- _TASK DIRECTIONS_
Lines below that include "JSON" are the answer; copy each one.

- _RECORDS TO USE_
□ □ □ □

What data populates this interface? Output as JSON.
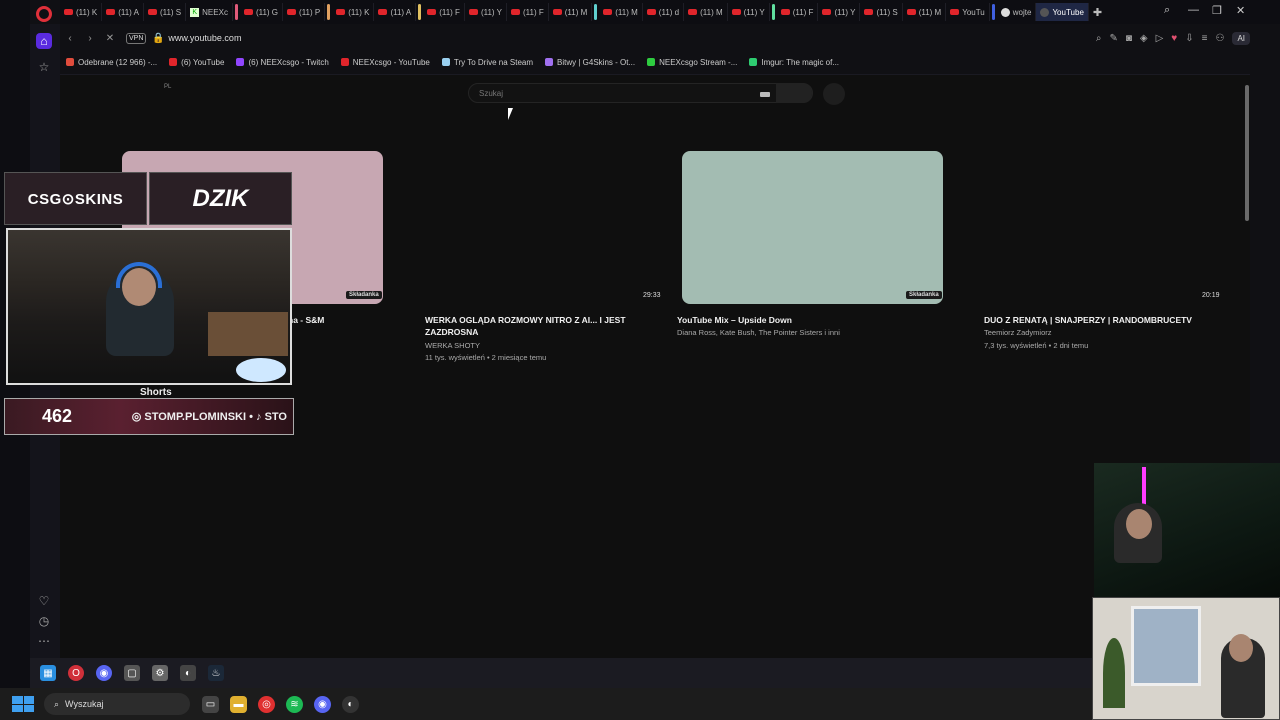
{
  "tabs": [
    {
      "label": "(11) K"
    },
    {
      "label": "(11) A"
    },
    {
      "label": "(11) S"
    },
    {
      "label": "NEEXc",
      "kind": "twitch"
    },
    {
      "label": "(11) G"
    },
    {
      "label": "(11) P"
    },
    {
      "label": "(11) K"
    },
    {
      "label": "(11) A"
    },
    {
      "label": "(11) F"
    },
    {
      "label": "(11) Y"
    },
    {
      "label": "(11) F"
    },
    {
      "label": "(11) M"
    },
    {
      "label": "(11) M"
    },
    {
      "label": "(11) d"
    },
    {
      "label": "(11) M"
    },
    {
      "label": "(11) Y"
    },
    {
      "label": "(11) F"
    },
    {
      "label": "(11) Y"
    },
    {
      "label": "(11) S"
    },
    {
      "label": "(11) M"
    },
    {
      "label": "YouTu"
    },
    {
      "label": "wojte"
    },
    {
      "label": "YouTube",
      "active": true
    }
  ],
  "address": {
    "vpn": "VPN",
    "url": "www.youtube.com",
    "ai": "AI"
  },
  "bookmarks": [
    {
      "label": "Odebrane (12 966) -...",
      "color": "#e04c3c"
    },
    {
      "label": "(6) YouTube",
      "color": "#e0252b"
    },
    {
      "label": "(6) NEEXcsgo - Twitch",
      "color": "#9146ff"
    },
    {
      "label": "NEEXcsgo - YouTube",
      "color": "#e0252b"
    },
    {
      "label": "Try To Drive na Steam",
      "color": "#9ad0f0"
    },
    {
      "label": "Bitwy | G4Skins - Ot...",
      "color": "#a070f0"
    },
    {
      "label": "NEEXcsgo Stream -...",
      "color": "#2ecc40"
    },
    {
      "label": "Imgur: The magic of...",
      "color": "#2ecc71"
    }
  ],
  "youtube": {
    "lang": "PL",
    "search_placeholder": "Szukaj",
    "videos": [
      {
        "title_visible": "na - S&M",
        "badge": "Składanka"
      },
      {
        "title": "WERKA OGLĄDA ROZMOWY NITRO Z AI... I JEST",
        "title2": "ZAZDROSNA",
        "channel": "WERKA SHOTY",
        "meta": "11 tys. wyświetleń • 2 miesiące temu",
        "duration": "29:33"
      },
      {
        "title": "YouTube Mix – Upside Down",
        "channel": "Diana Ross, Kate Bush, The Pointer Sisters i inni",
        "badge": "Składanka"
      },
      {
        "title": "DUO Z RENATĄ | SNAJPERZY | RANDOMBRUCETV",
        "channel": "Teemiorz Zadymiorz",
        "meta": "7,3 tys. wyświetleń • 2 dni temu",
        "duration": "20:19"
      }
    ]
  },
  "overlay": {
    "logo_left": "CSG⊙SKINS",
    "logo_right": "DZIK",
    "shorts": "Shorts",
    "counter": "462",
    "handle": "◎ STOMP.PLOMINSKI • ♪ STO"
  },
  "taskbar": {
    "search": "Wyszukaj"
  }
}
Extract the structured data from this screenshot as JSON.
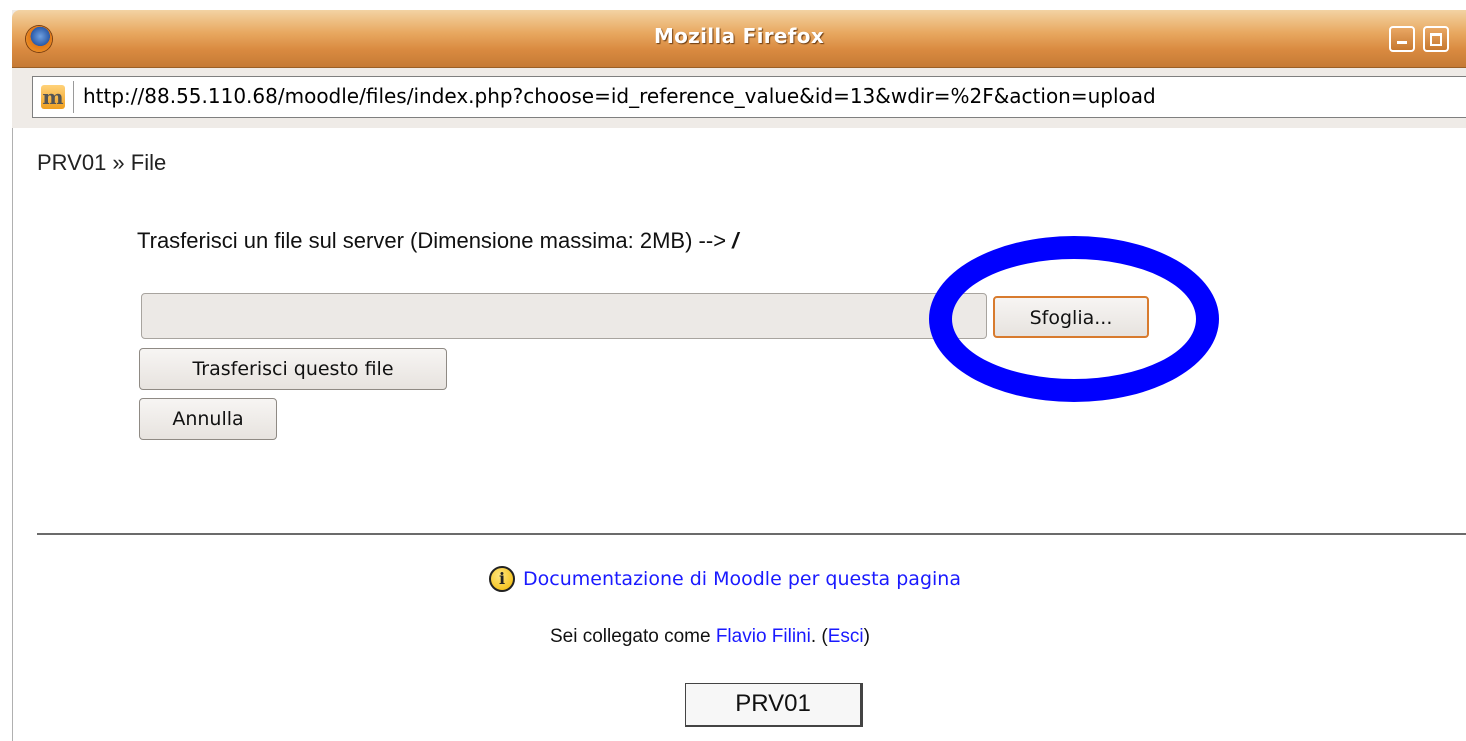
{
  "window": {
    "title": "Mozilla Firefox"
  },
  "address_bar": {
    "url": "http://88.55.110.68/moodle/files/index.php?choose=id_reference_value&id=13&wdir=%2F&action=upload",
    "site_icon": "moodle-icon"
  },
  "page": {
    "breadcrumb": "PRV01 » File",
    "upload_heading": "Trasferisci un file sul server (Dimensione massima: 2MB) --> ",
    "upload_heading_path": "/",
    "file_input_value": "",
    "browse_button": "Sfoglia...",
    "upload_button": "Trasferisci questo file",
    "cancel_button": "Annulla",
    "highlight_color": "#0000ff"
  },
  "footer": {
    "doc_icon": "info-icon",
    "doc_link": "Documentazione di Moodle per questa pagina",
    "logged_in_prefix": "Sei collegato come ",
    "user_name": "Flavio Filini",
    "logged_in_mid": ". (",
    "logout_link": "Esci",
    "logged_in_suffix": ")",
    "course_button": "PRV01"
  }
}
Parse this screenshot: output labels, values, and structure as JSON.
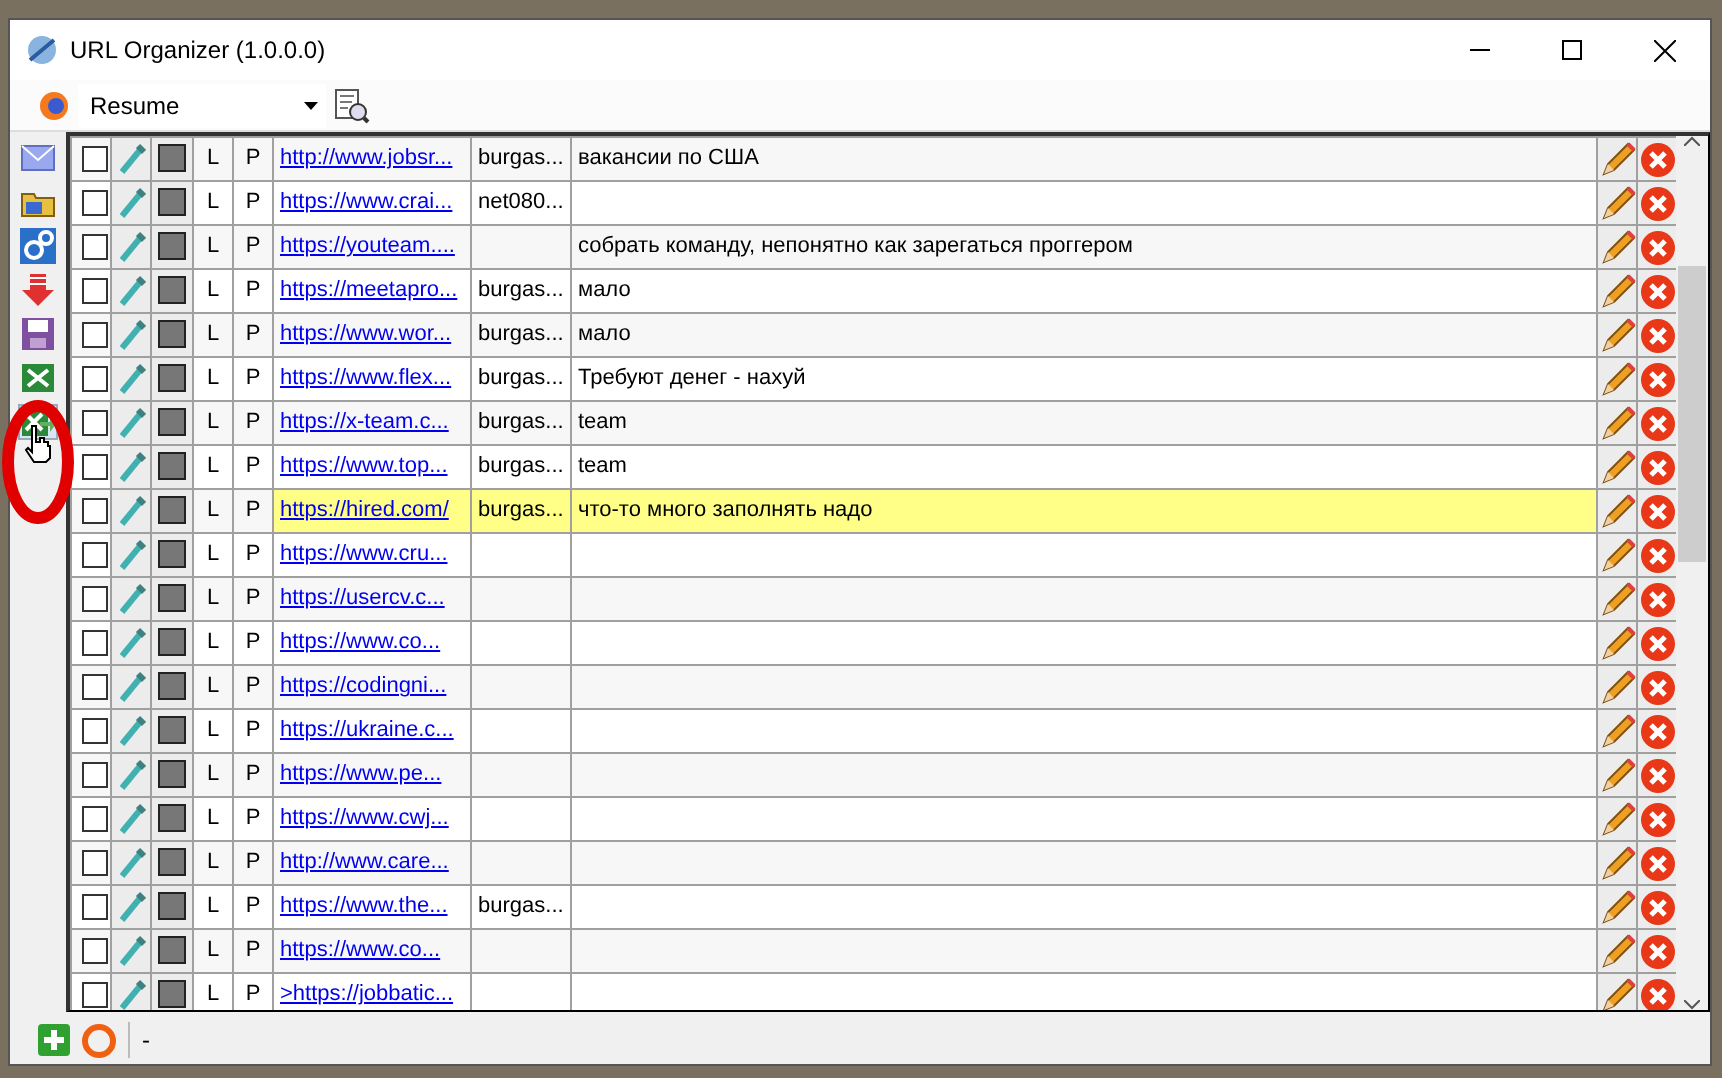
{
  "window": {
    "title": "URL Organizer (1.0.0.0)"
  },
  "toolbar": {
    "profile": "Resume"
  },
  "side_tools": [
    {
      "kind": "mail",
      "hovered": false
    },
    {
      "kind": "folder",
      "hovered": false
    },
    {
      "kind": "gears",
      "hovered": false
    },
    {
      "kind": "download",
      "hovered": false
    },
    {
      "kind": "save",
      "hovered": false
    },
    {
      "kind": "sheet",
      "hovered": false
    },
    {
      "kind": "sheet-export",
      "hovered": true
    }
  ],
  "rows": [
    {
      "checked": false,
      "l": "L",
      "p": "P",
      "url": "http://www.jobsr...",
      "user": "burgas...",
      "note": "вакансии по США",
      "highlighted": false
    },
    {
      "checked": false,
      "l": "L",
      "p": "P",
      "url": "https://www.crai...",
      "user": "net080...",
      "note": "",
      "highlighted": false
    },
    {
      "checked": false,
      "l": "L",
      "p": "P",
      "url": "https://youteam....",
      "user": "",
      "note": "собрать команду, непонятно как зарегаться проггером",
      "highlighted": false
    },
    {
      "checked": false,
      "l": "L",
      "p": "P",
      "url": "https://meetapro...",
      "user": "burgas...",
      "note": "мало",
      "highlighted": false
    },
    {
      "checked": false,
      "l": "L",
      "p": "P",
      "url": "https://www.wor...",
      "user": "burgas...",
      "note": "мало",
      "highlighted": false
    },
    {
      "checked": false,
      "l": "L",
      "p": "P",
      "url": "https://www.flex...",
      "user": "burgas...",
      "note": "Требуют денег - нахуй",
      "highlighted": false
    },
    {
      "checked": false,
      "l": "L",
      "p": "P",
      "url": "https://x-team.c...",
      "user": "burgas...",
      "note": "team",
      "highlighted": false
    },
    {
      "checked": false,
      "l": "L",
      "p": "P",
      "url": "https://www.top...",
      "user": "burgas...",
      "note": "team",
      "highlighted": false
    },
    {
      "checked": false,
      "l": "L",
      "p": "P",
      "url": "https://hired.com/",
      "user": "burgas...",
      "note": "что-то много заполнять надо",
      "highlighted": true
    },
    {
      "checked": false,
      "l": "L",
      "p": "P",
      "url": "https://www.cru...",
      "user": "",
      "note": "",
      "highlighted": false
    },
    {
      "checked": false,
      "l": "L",
      "p": "P",
      "url": "https://usercv.c...",
      "user": "",
      "note": "",
      "highlighted": false
    },
    {
      "checked": false,
      "l": "L",
      "p": "P",
      "url": "https://www.co...",
      "user": "",
      "note": "",
      "highlighted": false
    },
    {
      "checked": false,
      "l": "L",
      "p": "P",
      "url": "https://codingni...",
      "user": "",
      "note": "",
      "highlighted": false
    },
    {
      "checked": false,
      "l": "L",
      "p": "P",
      "url": "https://ukraine.c...",
      "user": "",
      "note": "",
      "highlighted": false
    },
    {
      "checked": false,
      "l": "L",
      "p": "P",
      "url": "https://www.pe...",
      "user": "",
      "note": "",
      "highlighted": false
    },
    {
      "checked": false,
      "l": "L",
      "p": "P",
      "url": "https://www.cwj...",
      "user": "",
      "note": "",
      "highlighted": false
    },
    {
      "checked": false,
      "l": "L",
      "p": "P",
      "url": "http://www.care...",
      "user": "",
      "note": "",
      "highlighted": false
    },
    {
      "checked": false,
      "l": "L",
      "p": "P",
      "url": "https://www.the...",
      "user": "burgas...",
      "note": "",
      "highlighted": false
    },
    {
      "checked": false,
      "l": "L",
      "p": "P",
      "url": "https://www.co...",
      "user": "",
      "note": "",
      "highlighted": false
    },
    {
      "checked": false,
      "l": "L",
      "p": "P",
      "url": ">https://jobbatic...",
      "user": "",
      "note": "",
      "highlighted": false
    }
  ],
  "status_bar": {
    "text": "-"
  }
}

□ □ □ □

- _TASK RESPONSE_
What data populates this interface? Output as JSON.
Extract the structured data from this screenshot as JSON.
Parse this screenshot: output labels, values, and structure as JSON.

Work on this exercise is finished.